■ Exercise ■
Print all the data, keeping every line exactly as it is.

Component data from apps and pages
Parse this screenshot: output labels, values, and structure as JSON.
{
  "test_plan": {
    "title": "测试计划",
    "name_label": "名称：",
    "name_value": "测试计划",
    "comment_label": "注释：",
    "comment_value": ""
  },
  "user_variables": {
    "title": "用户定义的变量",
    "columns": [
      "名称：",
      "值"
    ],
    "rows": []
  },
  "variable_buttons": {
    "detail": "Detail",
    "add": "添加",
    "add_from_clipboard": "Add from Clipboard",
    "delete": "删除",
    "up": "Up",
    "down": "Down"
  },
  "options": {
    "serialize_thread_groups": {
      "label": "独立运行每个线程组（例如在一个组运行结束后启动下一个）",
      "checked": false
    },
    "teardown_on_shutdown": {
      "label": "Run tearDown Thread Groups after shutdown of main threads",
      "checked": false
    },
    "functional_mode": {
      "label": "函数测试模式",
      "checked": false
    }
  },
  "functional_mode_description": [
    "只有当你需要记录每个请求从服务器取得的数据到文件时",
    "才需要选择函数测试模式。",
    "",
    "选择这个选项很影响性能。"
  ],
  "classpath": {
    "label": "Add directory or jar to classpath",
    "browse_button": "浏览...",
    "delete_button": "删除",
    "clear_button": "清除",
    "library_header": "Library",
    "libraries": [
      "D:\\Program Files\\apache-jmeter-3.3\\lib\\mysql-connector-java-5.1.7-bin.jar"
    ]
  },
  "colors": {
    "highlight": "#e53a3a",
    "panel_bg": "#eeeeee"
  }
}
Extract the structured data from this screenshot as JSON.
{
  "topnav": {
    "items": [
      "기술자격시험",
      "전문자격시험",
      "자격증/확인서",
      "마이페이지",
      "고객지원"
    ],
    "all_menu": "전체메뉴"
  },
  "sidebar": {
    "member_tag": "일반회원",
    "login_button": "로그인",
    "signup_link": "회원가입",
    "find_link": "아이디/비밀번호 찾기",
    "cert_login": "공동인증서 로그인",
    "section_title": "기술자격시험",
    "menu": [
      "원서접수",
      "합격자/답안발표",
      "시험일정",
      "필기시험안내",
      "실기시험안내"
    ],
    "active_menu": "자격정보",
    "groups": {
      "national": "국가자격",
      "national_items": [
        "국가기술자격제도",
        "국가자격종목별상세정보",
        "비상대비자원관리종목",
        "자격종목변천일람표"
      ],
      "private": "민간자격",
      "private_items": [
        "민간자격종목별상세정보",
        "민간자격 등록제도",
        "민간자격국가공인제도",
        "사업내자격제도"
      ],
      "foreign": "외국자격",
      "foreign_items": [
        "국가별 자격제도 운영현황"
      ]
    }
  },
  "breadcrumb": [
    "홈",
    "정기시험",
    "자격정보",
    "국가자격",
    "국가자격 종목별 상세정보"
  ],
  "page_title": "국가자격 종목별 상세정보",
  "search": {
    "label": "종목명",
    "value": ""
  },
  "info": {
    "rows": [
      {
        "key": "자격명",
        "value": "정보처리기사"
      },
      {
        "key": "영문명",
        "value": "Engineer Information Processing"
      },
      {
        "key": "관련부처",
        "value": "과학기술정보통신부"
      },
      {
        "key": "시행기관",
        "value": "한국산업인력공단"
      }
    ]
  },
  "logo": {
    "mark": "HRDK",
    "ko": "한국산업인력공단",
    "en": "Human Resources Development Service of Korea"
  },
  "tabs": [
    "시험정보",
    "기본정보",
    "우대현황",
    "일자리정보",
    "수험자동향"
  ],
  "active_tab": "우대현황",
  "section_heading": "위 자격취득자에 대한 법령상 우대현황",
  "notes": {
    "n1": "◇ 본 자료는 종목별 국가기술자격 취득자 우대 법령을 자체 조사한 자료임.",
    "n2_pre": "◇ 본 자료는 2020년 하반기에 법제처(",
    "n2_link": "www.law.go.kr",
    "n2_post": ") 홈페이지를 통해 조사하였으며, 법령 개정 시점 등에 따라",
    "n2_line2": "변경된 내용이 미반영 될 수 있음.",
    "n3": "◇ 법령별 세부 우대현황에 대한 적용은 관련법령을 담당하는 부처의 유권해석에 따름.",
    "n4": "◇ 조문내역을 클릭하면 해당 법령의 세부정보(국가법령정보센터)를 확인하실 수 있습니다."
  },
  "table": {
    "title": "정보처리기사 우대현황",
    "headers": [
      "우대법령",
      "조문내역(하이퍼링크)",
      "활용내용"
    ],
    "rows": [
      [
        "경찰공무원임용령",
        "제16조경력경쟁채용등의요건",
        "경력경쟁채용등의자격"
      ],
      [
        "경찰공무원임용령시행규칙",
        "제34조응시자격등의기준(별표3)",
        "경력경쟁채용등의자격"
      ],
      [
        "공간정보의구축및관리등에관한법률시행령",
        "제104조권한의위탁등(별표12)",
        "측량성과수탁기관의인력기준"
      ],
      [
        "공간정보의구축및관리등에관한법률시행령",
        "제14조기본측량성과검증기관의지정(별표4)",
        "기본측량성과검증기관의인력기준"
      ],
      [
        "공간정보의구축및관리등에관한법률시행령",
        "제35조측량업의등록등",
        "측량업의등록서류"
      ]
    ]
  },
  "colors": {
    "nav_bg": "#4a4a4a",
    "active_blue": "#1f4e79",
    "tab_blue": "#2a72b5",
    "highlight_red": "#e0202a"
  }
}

■ Response to the task ■
Parse this screenshot: output labels, values, and structure as JSON.
{
  "test_plan": {
    "title": "测试计划",
    "name_label": "名称：",
    "name_value": "测试计划",
    "comment_label": "注释：",
    "comment_value": ""
  },
  "user_variables": {
    "title": "用户定义的变量",
    "columns": [
      "名称：",
      "值"
    ],
    "rows": []
  },
  "variable_buttons": {
    "detail": "Detail",
    "add": "添加",
    "add_from_clipboard": "Add from Clipboard",
    "delete": "删除",
    "up": "Up",
    "down": "Down"
  },
  "options": {
    "serialize_thread_groups": {
      "label": "独立运行每个线程组（例如在一个组运行结束后启动下一个）",
      "checked": false
    },
    "teardown_on_shutdown": {
      "label": "Run tearDown Thread Groups after shutdown of main threads",
      "checked": false
    },
    "functional_mode": {
      "label": "函数测试模式",
      "checked": false
    }
  },
  "functional_mode_description": [
    "只有当你需要记录每个请求从服务器取得的数据到文件时",
    "才需要选择函数测试模式。",
    "",
    "选择这个选项很影响性能。"
  ],
  "classpath": {
    "label": "Add directory or jar to classpath",
    "browse_button": "浏览...",
    "delete_button": "删除",
    "clear_button": "清除",
    "library_header": "Library",
    "libraries": [
      "D:\\Program Files\\apache-jmeter-3.3\\lib\\mysql-connector-java-5.1.7-bin.jar"
    ]
  },
  "colors": {
    "highlight": "#e53a3a",
    "panel_bg": "#eeeeee"
  }
}
Extract the structured data from this screenshot as JSON.
{
  "topnav": {
    "items": [
      "기술자격시험",
      "전문자격시험",
      "자격증/확인서",
      "마이페이지",
      "고객지원"
    ],
    "all_menu": "전체메뉴"
  },
  "sidebar": {
    "member_tag": "일반회원",
    "login_button": "로그인",
    "signup_link": "회원가입",
    "find_link": "아이디/비밀번호 찾기",
    "cert_login": "공동인증서 로그인",
    "section_title": "기술자격시험",
    "menu": [
      "원서접수",
      "합격자/답안발표",
      "시험일정",
      "필기시험안내",
      "실기시험안내"
    ],
    "active_menu": "자격정보",
    "groups": {
      "national": "국가자격",
      "national_items": [
        "국가기술자격제도",
        "국가자격종목별상세정보",
        "비상대비자원관리종목",
        "자격종목변천일람표"
      ],
      "private": "민간자격",
      "private_items": [
        "민간자격종목별상세정보",
        "민간자격 등록제도",
        "민간자격국가공인제도",
        "사업내자격제도"
      ],
      "foreign": "외국자격",
      "foreign_items": [
        "국가별 자격제도 운영현황"
      ]
    }
  },
  "breadcrumb": [
    "홈",
    "정기시험",
    "자격정보",
    "국가자격",
    "국가자격 종목별 상세정보"
  ],
  "page_title": "국가자격 종목별 상세정보",
  "search": {
    "label": "종목명",
    "value": ""
  },
  "info": {
    "rows": [
      {
        "key": "자격명",
        "value": "정보처리기사"
      },
      {
        "key": "영문명",
        "value": "Engineer Information Processing"
      },
      {
        "key": "관련부처",
        "value": "과학기술정보통신부"
      },
      {
        "key": "시행기관",
        "value": "한국산업인력공단"
      }
    ]
  },
  "logo": {
    "mark": "HRDK",
    "ko": "한국산업인력공단",
    "en": "Human Resources Development Service of Korea"
  },
  "tabs": [
    "시험정보",
    "기본정보",
    "우대현황",
    "일자리정보",
    "수험자동향"
  ],
  "active_tab": "우대현황",
  "section_heading": "위 자격취득자에 대한 법령상 우대현황",
  "notes": {
    "n1": "◇ 본 자료는 종목별 국가기술자격 취득자 우대 법령을 자체 조사한 자료임.",
    "n2_pre": "◇ 본 자료는 2020년 하반기에 법제처(",
    "n2_link": "www.law.go.kr",
    "n2_post": ") 홈페이지를 통해 조사하였으며, 법령 개정 시점 등에 따라",
    "n2_line2": "변경된 내용이 미반영 될 수 있음.",
    "n3": "◇ 법령별 세부 우대현황에 대한 적용은 관련법령을 담당하는 부처의 유권해석에 따름.",
    "n4": "◇ 조문내역을 클릭하면 해당 법령의 세부정보(국가법령정보센터)를 확인하실 수 있습니다."
  },
  "table": {
    "title": "정보처리기사 우대현황",
    "headers": [
      "우대법령",
      "조문내역(하이퍼링크)",
      "활용내용"
    ],
    "rows": [
      [
        "경찰공무원임용령",
        "제16조경력경쟁채용등의요건",
        "경력경쟁채용등의자격"
      ],
      [
        "경찰공무원임용령시행규칙",
        "제34조응시자격등의기준(별표3)",
        "경력경쟁채용등의자격"
      ],
      [
        "공간정보의구축및관리등에관한법률시행령",
        "제104조권한의위탁등(별표12)",
        "측량성과수탁기관의인력기준"
      ],
      [
        "공간정보의구축및관리등에관한법률시행령",
        "제14조기본측량성과검증기관의지정(별표4)",
        "기본측량성과검증기관의인력기준"
      ],
      [
        "공간정보의구축및관리등에관한법률시행령",
        "제35조측량업의등록등",
        "측량업의등록서류"
      ]
    ]
  },
  "colors": {
    "nav_bg": "#4a4a4a",
    "active_blue": "#1f4e79",
    "tab_blue": "#2a72b5",
    "highlight_red": "#e0202a"
  }
}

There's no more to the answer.